=== Section Start ===
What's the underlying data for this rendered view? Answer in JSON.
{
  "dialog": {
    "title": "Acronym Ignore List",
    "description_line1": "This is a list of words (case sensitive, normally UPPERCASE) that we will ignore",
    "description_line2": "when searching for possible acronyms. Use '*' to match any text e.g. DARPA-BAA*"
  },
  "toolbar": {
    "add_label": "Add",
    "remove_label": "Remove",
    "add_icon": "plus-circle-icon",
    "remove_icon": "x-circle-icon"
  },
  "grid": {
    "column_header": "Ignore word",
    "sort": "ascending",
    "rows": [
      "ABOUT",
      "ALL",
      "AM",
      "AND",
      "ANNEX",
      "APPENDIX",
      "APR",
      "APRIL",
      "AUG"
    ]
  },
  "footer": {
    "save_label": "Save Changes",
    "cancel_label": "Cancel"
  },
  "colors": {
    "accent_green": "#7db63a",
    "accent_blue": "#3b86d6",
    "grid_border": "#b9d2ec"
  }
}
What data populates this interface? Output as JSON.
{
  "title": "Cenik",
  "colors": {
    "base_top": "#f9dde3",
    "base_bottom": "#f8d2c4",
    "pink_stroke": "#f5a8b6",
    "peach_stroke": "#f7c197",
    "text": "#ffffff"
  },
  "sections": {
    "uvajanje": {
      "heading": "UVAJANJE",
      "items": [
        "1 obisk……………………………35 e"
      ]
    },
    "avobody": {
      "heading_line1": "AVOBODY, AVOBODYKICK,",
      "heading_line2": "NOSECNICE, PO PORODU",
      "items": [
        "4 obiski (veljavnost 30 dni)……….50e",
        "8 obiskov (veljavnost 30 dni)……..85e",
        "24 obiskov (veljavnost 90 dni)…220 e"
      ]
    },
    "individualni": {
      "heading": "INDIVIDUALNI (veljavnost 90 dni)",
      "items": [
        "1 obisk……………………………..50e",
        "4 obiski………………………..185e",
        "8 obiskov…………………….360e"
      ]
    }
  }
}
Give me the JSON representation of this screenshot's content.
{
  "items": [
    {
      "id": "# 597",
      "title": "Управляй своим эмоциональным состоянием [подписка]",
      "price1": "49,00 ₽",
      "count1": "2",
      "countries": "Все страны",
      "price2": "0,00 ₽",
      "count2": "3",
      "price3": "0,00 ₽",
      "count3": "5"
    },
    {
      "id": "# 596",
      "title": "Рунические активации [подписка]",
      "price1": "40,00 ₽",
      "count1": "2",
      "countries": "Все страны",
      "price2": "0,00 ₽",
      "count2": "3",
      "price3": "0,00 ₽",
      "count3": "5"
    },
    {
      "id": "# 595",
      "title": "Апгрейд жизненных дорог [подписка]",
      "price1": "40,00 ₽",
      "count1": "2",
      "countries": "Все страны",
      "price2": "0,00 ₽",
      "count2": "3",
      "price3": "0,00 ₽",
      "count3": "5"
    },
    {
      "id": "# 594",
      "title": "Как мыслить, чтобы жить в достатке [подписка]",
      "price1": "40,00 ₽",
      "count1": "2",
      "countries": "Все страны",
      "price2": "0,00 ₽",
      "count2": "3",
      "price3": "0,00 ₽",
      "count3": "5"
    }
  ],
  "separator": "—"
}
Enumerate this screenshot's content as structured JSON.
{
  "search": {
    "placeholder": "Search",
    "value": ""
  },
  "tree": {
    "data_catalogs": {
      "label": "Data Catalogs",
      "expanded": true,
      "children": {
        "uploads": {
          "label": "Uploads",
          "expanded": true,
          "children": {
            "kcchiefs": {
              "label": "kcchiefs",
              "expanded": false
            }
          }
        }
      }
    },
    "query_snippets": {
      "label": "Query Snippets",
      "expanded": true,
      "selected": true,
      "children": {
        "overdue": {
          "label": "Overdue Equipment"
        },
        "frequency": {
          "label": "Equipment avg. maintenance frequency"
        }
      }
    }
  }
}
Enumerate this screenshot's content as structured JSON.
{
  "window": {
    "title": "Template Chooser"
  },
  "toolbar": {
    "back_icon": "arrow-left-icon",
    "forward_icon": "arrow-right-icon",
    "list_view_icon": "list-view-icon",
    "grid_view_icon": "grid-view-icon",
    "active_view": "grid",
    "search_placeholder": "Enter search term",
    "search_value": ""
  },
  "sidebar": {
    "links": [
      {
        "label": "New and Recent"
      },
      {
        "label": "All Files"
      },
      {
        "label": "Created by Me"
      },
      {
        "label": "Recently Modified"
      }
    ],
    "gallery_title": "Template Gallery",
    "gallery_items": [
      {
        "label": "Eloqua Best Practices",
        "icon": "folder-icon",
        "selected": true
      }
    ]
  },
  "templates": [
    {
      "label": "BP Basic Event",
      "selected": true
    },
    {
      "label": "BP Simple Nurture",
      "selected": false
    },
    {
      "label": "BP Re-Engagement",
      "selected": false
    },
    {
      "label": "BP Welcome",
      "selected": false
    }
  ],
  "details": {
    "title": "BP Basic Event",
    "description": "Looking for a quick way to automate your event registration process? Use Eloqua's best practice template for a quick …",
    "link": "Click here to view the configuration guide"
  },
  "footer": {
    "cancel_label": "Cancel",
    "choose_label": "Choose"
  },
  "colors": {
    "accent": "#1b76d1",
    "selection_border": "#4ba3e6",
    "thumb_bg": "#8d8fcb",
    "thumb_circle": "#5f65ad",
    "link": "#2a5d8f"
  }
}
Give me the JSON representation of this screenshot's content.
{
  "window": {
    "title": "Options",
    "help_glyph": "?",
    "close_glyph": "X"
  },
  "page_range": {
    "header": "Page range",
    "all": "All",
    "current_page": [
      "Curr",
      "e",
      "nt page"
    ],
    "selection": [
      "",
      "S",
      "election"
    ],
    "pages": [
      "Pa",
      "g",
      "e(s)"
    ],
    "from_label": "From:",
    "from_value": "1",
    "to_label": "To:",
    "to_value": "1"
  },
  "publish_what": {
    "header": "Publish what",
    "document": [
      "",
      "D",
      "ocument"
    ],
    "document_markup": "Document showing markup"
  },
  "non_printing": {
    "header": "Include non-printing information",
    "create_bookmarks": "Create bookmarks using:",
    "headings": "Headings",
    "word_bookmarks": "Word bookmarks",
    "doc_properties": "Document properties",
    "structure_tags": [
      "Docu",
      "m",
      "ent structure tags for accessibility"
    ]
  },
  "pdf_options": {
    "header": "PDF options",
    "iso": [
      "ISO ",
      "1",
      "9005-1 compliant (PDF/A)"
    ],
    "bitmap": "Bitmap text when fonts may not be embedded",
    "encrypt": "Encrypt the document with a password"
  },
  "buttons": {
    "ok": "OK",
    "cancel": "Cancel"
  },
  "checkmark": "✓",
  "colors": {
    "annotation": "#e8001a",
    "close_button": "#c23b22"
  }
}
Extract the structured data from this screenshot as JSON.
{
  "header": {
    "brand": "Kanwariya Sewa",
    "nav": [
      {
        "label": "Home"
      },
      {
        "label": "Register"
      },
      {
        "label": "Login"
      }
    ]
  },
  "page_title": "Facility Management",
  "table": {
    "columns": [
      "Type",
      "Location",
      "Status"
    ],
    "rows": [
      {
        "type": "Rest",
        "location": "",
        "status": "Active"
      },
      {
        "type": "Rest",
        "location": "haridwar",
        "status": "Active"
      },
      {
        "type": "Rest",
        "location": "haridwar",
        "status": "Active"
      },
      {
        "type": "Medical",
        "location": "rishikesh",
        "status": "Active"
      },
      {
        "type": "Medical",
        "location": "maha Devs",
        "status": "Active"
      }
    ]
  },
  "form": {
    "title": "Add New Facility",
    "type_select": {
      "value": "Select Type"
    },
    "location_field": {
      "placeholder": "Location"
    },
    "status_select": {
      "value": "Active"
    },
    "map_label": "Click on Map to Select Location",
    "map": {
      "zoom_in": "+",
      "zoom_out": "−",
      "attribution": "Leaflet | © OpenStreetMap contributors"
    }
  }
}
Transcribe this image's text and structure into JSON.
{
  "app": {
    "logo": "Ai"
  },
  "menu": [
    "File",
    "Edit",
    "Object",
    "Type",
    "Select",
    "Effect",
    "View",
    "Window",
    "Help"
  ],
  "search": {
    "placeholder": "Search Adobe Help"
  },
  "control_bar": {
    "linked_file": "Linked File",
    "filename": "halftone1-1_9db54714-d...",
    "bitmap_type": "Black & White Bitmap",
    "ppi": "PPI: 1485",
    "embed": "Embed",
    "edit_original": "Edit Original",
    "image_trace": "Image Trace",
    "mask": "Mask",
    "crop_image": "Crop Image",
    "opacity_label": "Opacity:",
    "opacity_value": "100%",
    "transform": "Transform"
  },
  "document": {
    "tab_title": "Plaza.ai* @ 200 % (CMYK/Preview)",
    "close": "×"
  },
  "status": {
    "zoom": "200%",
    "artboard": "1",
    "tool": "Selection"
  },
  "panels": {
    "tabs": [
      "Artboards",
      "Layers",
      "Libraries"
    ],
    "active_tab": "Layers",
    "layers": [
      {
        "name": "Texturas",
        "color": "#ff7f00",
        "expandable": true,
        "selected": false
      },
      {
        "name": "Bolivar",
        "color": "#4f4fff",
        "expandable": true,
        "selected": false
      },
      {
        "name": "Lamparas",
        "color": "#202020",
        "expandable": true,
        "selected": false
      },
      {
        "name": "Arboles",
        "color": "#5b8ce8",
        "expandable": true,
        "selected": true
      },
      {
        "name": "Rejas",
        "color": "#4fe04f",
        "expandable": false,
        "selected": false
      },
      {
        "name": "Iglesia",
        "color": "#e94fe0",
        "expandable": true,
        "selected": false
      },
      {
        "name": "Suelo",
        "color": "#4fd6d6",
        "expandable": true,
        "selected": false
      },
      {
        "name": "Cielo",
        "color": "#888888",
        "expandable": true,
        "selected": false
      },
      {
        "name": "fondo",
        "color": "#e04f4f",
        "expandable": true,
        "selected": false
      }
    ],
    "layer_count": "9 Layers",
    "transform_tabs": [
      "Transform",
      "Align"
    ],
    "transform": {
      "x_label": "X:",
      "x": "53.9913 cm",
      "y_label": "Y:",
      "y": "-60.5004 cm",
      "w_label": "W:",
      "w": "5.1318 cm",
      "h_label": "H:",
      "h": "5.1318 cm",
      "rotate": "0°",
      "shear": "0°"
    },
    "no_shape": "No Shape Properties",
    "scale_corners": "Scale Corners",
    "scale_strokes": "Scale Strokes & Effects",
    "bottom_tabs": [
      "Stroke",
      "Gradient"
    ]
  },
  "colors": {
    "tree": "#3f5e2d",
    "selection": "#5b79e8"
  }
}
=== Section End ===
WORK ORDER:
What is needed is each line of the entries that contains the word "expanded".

RESULT:
      "expanded": true,
          "expanded": true,
              "expanded": false
      "expanded": true,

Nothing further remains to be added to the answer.